Impact Of Video Peer Coaching On Teaching Practice

Ian Dickinson, Principal Pigeon Mountain Primary School (PMPS), New Zealand, explains about the program and its impact.

Pigeon Mountain School in Auckland New Zealand has 650 students and a strong team of teachers striving to develop their self-evaluative capacity. With an existing coaching program introduced by Principal and GCI Accredited coach Ian Dickinson, and classroom video already in place for gathering evidence of the professional growth and goalsetting, the school is now integrating the two into a Video Enhanced Peer Coaching Program (VEPC).

The school is using video-enhanced peer coaching as a means to deepen reflective practice and to meet the changing professional learning and certification requirements of the Teaching Council of Aotearoa New Zealand in an authentic way.

Conscious that the use of video as a coaching tool has big potential, the school has developed a professional growth cycle built around its use. This was initially implemented on a small scale with a number of teachers to refine the processes. Principal Ian Dickinson says “we were so impressed with the impact and reflective practice of the teachers in the trial that we were able to develop school-wide professional development from it. We subsequently built a series of steps surrounding the Impact Cycle which puts our teachers at the centre of their professional growth, and in a position to explore the impact their practice has on learner outcomes”.

One of the first outcomes staff noticed was the effectiveness of video in enabling teachers to refine their initial “hunches” about their practice. Through conversation with a coaching partner, each teacher had developed a notion of where their own personal area of development may be. Watching the video of their teaching, followed by a peer guided coaching session, has proven to be a valuable way to refine existing hunches and establish accurate next steps. Alongside this, collaboratively developed effective practice checklists are evolving, which are used as a starting point for describing learning and improving teaching to elevate outcomes.

The school has implemented this in the context of recent changes by the Teaching Council of Aotearoa and New Zealand relating to the benefits of appraisal systems and implementation of a Teacher Professional Growth Cycle. The slide below shows the two main elements that teachers now need to focus on.

One is for the renewal of practising certificate. Staff at Pigeon Mountain have worked collaboratively to generate ‘forms of naturally occurring evidence’ for each of the 6 Standards of the Teaching Profession.

This has empowered teachers to identify things they will see/hear/feel simply by being a great teacher at PMPS, rather than a system based on top-down accountability where teachers curate piles of evidence simply to tick a compliance box.

The second main element Inquiry into Practice is elaborated in the second slide, below, showing how seamlessly inquiry integrates with video enhanced peer coaching. The graphic, which is a work in progress, shows where VEPC supports teachers to develop authentic inquiries into practice, to explore what is mutually agreed to be authentic practice in different areas of pedagogy and to align pre-existing use of the GROWTH coaching model as the vehicle for professional growth.

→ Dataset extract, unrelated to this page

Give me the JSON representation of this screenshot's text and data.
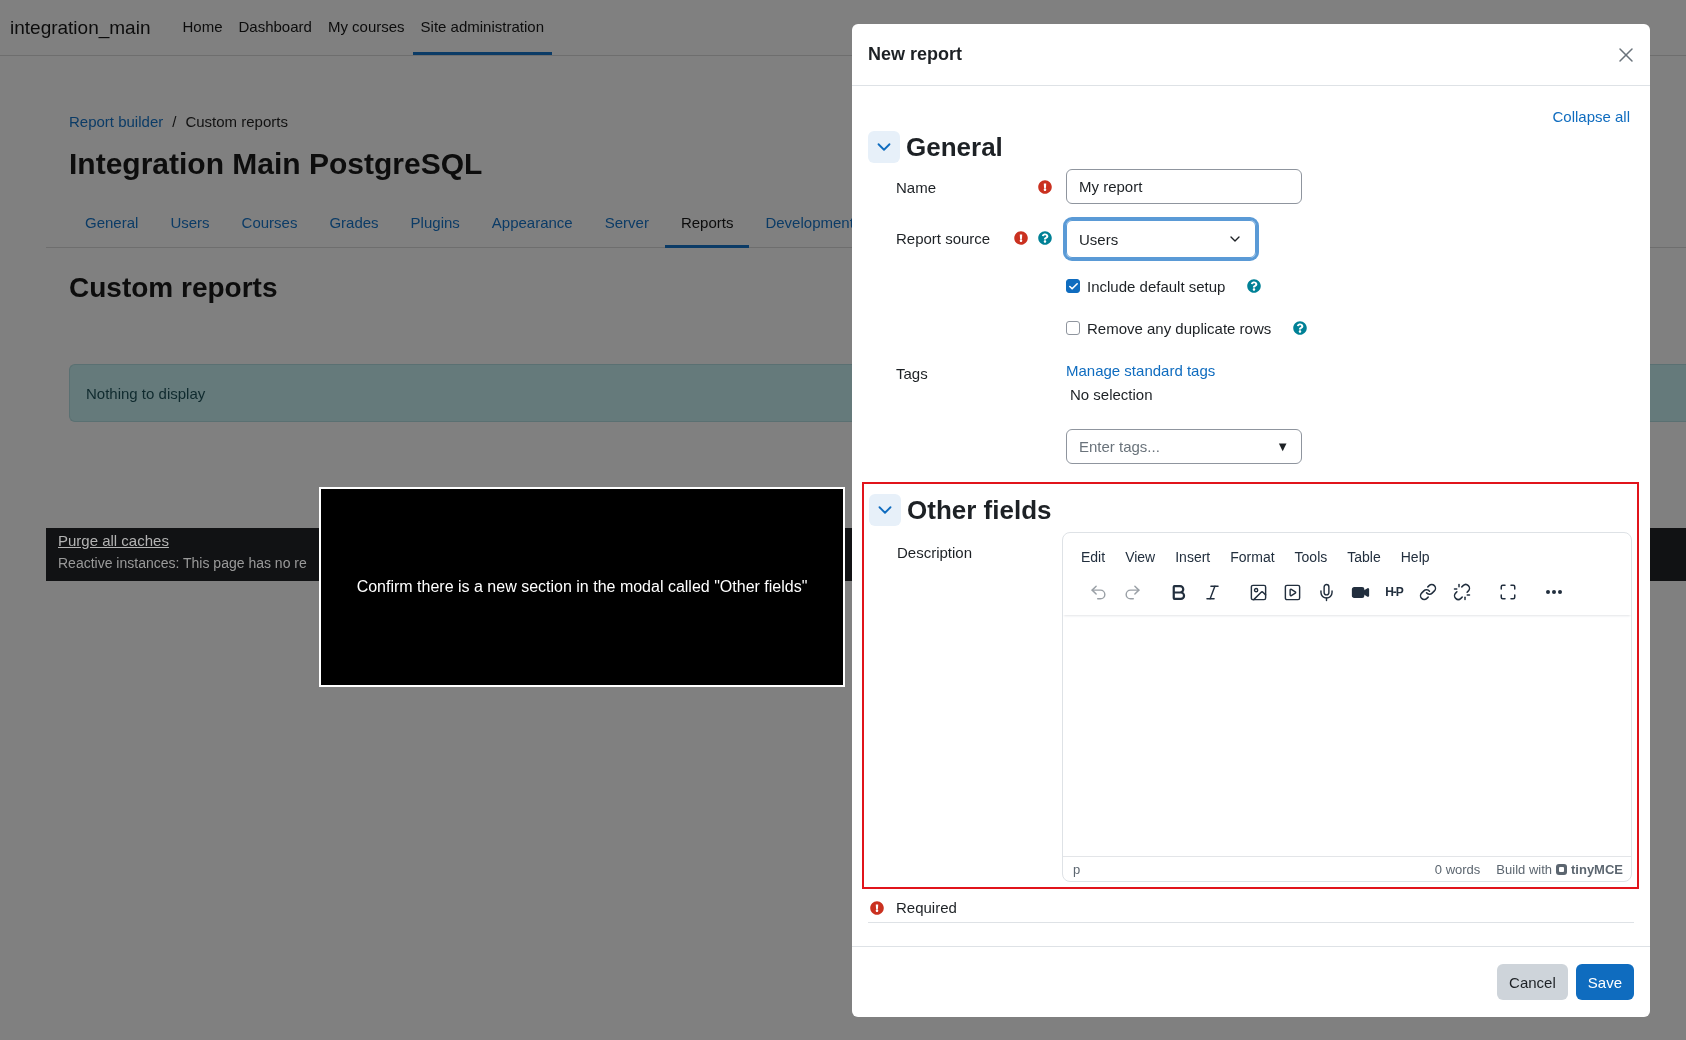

The school is currently well into the coaching and personal inquiry phase, with teachers utilising their collaboratively built collection of effective practice checklists. A number of teachers are already seeking to record newer teaching sessions to see what progress they’ve made against their goals, demonstrating the self-motivation and ownership that has come about.

This capacity of video as a tool for disproving (or in some cases, reinforcing) teachers’ hunches remains its most useful feature to date. The coaching session begins with an initial exploration of the hunch, followed by the video recording. Reflection and coaching post video is often a revelation, enabling teachers to refine their thinking about the aspects of their practice they intend to explore, all the while maintaining a focus on a better understanding of their impact on student outcomes. These sessions have been insightful and provide the coachee with clarity. Teachers have also commented positively about their experience of being an active participant, as opposed to being merely a passenger, in the process of observation/appraisal.

Teachers Caitlin Myers (left) and Amanda Lee (right) discuss their experience of the program here.

With permission from teachers, both coaching videos and teaching videos have also been used in a number of situations to help provide examples of good practice and to develop capacity in aspects of teaching and coaching.